The Plot Against America by Philip Roth---This is an alternate-history story. Lindbergh beats Roosevelt in 1940 and soon thereafter he forms an 'understanding' with Hitler. Everything falls apart in our country, and fast. This cautionary tale strikes fear in my heart. When Trump won in 2016 everyone said it wouldn't be that bad. I didn't believe them because I'd read this book. Roth and I were right. Things did fall apart and fast under Trump. (Read in 2010.)
Lord of the Flies by William Golding---I read an interview conducted with Golding before his death and he explained that he wanted to explore what would happen if men (boys) were left to their own devises, so he wrote this book. It turns out it wasn't good and things fell apart for the boys stranded on the island very fast. This book provided another cautionary tale that no one seems to be listening to these days. Apparently I spend a lot of time worrying about the future for mankind. (Read in Feb. 2011.)

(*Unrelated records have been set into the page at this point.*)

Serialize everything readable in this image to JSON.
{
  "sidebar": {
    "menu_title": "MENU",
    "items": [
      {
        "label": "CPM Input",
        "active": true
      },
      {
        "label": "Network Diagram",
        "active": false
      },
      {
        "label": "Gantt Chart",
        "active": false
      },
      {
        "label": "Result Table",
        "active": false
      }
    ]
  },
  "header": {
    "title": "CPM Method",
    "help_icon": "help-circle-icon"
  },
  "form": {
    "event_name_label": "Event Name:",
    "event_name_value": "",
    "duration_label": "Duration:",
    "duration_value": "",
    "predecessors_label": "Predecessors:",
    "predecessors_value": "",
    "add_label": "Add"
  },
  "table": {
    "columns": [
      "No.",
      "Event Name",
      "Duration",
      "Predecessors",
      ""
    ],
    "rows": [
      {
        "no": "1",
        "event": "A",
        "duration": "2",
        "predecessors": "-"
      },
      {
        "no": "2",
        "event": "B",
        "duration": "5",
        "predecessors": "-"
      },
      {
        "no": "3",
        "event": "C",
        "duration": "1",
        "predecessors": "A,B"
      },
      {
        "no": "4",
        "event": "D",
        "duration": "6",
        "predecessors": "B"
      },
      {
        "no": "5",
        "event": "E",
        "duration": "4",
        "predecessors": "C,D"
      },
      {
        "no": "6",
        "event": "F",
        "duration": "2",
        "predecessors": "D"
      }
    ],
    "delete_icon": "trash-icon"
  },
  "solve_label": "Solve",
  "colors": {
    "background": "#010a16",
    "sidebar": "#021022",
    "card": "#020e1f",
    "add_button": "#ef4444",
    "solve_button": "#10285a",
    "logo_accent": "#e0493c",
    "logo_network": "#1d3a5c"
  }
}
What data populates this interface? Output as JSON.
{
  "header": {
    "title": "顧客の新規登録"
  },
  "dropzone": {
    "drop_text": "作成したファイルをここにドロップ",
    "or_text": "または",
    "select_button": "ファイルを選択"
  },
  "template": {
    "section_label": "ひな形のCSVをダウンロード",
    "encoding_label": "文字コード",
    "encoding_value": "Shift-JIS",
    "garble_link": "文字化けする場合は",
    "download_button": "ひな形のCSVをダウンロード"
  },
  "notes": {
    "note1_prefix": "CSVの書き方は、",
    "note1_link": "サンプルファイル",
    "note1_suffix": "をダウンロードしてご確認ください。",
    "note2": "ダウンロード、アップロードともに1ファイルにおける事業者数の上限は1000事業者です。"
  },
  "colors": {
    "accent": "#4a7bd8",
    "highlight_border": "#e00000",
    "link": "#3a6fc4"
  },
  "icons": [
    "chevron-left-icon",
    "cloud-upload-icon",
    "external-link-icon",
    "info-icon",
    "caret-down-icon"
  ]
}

Wild by Cheryl Strayed---Maybe because we've done a lot of hiking since the COVID-19 lockdowns went into place, I often think about this book where the author recounts her experiences hiking the Pacific Crest Trail and how she found herself along the way. I know why she was able to find herself once she spent so much time in nature. It helps me, too. (Read in March 2014.)
The Goldfinch by Donna Tartt---Unlike the other books I've listed there is really no personal connection to this book other than I loved it so much and was completely caught up in the story. I think of it often for those reasons alone. (Read in December 2014.)
What are the books you often think about even though you read them a long time ago?